»»
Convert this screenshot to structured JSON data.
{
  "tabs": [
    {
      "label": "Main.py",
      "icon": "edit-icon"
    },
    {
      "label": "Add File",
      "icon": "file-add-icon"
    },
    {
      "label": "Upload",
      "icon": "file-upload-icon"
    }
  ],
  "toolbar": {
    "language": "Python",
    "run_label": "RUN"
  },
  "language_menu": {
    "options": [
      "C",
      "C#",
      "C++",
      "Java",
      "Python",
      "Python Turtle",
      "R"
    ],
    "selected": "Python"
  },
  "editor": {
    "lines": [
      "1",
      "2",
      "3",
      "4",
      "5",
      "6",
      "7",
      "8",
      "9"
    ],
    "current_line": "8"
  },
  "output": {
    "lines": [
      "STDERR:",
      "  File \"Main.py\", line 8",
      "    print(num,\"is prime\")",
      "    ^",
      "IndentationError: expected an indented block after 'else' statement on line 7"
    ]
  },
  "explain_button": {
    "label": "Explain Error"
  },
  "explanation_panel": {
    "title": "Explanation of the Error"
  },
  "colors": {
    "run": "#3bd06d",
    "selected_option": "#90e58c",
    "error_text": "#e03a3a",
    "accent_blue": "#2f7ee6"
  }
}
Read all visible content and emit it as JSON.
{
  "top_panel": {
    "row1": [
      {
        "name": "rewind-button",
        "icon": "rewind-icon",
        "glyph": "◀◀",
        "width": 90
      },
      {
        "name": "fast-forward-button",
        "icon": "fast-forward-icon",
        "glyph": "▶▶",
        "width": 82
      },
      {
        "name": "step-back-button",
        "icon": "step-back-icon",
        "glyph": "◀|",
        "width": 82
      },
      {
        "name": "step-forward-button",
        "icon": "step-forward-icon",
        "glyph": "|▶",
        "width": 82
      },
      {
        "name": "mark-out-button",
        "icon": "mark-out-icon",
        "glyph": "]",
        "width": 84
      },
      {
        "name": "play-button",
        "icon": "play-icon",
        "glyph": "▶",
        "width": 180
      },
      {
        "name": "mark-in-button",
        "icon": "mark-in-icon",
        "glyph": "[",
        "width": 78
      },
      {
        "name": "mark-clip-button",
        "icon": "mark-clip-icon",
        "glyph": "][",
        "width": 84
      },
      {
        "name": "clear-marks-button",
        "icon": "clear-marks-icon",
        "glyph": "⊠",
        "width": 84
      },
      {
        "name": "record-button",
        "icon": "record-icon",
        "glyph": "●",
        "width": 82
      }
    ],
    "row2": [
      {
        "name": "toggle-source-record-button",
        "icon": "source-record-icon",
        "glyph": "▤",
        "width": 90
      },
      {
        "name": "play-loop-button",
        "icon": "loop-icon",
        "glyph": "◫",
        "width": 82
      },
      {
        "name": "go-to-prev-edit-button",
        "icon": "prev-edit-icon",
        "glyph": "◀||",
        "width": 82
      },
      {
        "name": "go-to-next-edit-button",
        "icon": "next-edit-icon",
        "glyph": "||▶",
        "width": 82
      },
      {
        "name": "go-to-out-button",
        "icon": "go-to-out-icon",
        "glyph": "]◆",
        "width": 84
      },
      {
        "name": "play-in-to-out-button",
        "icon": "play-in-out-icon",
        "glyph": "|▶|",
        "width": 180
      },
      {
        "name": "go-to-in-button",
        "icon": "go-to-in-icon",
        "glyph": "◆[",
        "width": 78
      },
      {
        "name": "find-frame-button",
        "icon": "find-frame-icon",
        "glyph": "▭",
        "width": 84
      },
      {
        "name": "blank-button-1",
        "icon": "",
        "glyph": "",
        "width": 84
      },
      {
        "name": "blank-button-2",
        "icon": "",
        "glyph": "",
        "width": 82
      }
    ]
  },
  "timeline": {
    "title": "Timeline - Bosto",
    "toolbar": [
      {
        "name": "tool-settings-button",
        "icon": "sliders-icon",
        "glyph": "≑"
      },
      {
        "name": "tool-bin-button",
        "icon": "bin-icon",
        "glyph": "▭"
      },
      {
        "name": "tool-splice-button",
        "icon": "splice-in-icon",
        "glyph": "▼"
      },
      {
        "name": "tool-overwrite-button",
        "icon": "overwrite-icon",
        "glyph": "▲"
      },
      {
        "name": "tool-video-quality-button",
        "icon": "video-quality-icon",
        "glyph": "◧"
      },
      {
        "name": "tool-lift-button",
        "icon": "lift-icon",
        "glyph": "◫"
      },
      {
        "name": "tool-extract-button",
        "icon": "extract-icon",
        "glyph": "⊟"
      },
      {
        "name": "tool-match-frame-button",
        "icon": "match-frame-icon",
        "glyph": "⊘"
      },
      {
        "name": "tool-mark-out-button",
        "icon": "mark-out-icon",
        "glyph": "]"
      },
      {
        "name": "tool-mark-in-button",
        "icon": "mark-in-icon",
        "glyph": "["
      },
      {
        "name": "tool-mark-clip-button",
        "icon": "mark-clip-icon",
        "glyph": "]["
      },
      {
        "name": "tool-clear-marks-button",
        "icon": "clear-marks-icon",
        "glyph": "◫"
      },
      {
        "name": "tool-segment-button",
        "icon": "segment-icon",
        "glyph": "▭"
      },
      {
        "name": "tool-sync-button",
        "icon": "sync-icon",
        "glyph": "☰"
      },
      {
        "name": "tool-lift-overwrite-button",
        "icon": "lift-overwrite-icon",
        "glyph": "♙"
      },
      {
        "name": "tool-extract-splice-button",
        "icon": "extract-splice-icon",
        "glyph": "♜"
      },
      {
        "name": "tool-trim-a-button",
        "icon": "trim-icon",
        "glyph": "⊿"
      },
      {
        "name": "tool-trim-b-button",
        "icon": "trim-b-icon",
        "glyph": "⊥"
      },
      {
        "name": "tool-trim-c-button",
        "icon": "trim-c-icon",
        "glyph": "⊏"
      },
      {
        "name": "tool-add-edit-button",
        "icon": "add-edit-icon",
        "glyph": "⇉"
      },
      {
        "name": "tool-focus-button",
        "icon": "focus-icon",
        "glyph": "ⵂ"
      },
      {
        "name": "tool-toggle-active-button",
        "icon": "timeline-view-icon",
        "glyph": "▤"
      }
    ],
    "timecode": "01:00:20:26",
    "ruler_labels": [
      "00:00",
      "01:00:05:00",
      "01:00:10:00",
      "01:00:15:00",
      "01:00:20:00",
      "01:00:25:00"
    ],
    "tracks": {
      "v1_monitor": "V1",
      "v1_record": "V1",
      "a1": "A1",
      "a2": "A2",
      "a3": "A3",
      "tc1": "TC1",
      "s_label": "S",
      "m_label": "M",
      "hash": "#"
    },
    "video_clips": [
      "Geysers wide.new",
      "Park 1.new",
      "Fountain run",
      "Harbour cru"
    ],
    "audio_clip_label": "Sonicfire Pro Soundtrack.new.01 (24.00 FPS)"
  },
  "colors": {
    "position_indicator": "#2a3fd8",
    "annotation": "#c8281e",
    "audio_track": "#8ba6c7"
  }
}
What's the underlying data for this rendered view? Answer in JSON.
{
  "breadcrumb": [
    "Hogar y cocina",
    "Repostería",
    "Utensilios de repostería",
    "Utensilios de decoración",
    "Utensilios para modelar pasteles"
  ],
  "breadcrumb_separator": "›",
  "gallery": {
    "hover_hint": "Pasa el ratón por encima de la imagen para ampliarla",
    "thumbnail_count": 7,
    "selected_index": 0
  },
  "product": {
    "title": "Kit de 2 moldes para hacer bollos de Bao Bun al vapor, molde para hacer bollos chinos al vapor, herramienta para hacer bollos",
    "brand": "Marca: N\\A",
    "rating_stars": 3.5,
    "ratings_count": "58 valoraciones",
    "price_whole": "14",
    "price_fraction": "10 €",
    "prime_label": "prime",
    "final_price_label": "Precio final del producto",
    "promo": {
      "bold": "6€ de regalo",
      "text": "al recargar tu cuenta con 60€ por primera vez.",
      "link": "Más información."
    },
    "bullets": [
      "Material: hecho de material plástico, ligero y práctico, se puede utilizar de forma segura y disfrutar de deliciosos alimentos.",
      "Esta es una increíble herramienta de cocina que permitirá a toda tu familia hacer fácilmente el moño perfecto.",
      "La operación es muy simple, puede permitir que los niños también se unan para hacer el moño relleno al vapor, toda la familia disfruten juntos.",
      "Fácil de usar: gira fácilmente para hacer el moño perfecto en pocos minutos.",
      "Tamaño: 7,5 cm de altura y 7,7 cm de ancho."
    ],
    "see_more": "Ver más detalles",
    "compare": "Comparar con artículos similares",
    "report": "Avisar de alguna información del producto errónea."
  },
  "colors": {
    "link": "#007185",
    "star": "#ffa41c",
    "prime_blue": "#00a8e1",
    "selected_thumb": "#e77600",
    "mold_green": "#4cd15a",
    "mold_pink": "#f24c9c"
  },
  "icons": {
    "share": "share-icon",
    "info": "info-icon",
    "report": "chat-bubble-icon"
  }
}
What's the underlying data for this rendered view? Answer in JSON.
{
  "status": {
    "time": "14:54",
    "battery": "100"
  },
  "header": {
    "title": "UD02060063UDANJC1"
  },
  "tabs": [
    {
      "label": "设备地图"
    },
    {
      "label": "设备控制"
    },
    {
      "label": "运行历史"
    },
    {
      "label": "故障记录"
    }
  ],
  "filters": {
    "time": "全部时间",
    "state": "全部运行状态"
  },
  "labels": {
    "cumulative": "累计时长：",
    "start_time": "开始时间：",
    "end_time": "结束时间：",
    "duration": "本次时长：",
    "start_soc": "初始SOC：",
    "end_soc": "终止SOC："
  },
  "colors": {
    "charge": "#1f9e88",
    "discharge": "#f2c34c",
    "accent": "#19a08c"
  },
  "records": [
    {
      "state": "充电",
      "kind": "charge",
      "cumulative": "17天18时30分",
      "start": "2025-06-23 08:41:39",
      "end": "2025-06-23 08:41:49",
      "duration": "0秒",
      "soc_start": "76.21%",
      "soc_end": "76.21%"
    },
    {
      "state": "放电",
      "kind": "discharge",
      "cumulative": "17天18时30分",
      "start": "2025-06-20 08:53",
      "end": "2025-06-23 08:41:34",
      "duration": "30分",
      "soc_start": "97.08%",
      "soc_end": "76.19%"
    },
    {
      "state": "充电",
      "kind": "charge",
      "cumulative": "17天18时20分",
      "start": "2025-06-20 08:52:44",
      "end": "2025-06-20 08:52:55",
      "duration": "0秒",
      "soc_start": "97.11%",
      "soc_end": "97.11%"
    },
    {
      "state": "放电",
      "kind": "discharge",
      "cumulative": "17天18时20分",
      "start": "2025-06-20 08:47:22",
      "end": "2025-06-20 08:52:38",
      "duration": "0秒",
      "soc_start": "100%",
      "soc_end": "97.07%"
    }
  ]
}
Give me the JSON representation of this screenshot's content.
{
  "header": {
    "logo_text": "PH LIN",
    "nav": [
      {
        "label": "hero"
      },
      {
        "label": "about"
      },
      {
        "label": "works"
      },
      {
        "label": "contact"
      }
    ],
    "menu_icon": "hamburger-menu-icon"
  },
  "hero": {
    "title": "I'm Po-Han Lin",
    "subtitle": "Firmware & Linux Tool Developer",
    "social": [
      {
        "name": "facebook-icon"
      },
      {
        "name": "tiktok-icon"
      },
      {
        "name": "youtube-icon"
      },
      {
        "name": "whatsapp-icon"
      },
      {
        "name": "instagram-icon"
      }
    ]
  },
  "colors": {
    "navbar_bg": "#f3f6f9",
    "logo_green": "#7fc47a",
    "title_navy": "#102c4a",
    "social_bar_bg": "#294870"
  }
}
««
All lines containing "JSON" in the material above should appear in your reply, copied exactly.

• [Result]
Convert this screenshot to structured JSON data.
Read all visible content and emit it as JSON.
What's the underlying data for this rendered view? Answer in JSON.
What's the underlying data for this rendered view? Answer in JSON.
Give me the JSON representation of this screenshot's content.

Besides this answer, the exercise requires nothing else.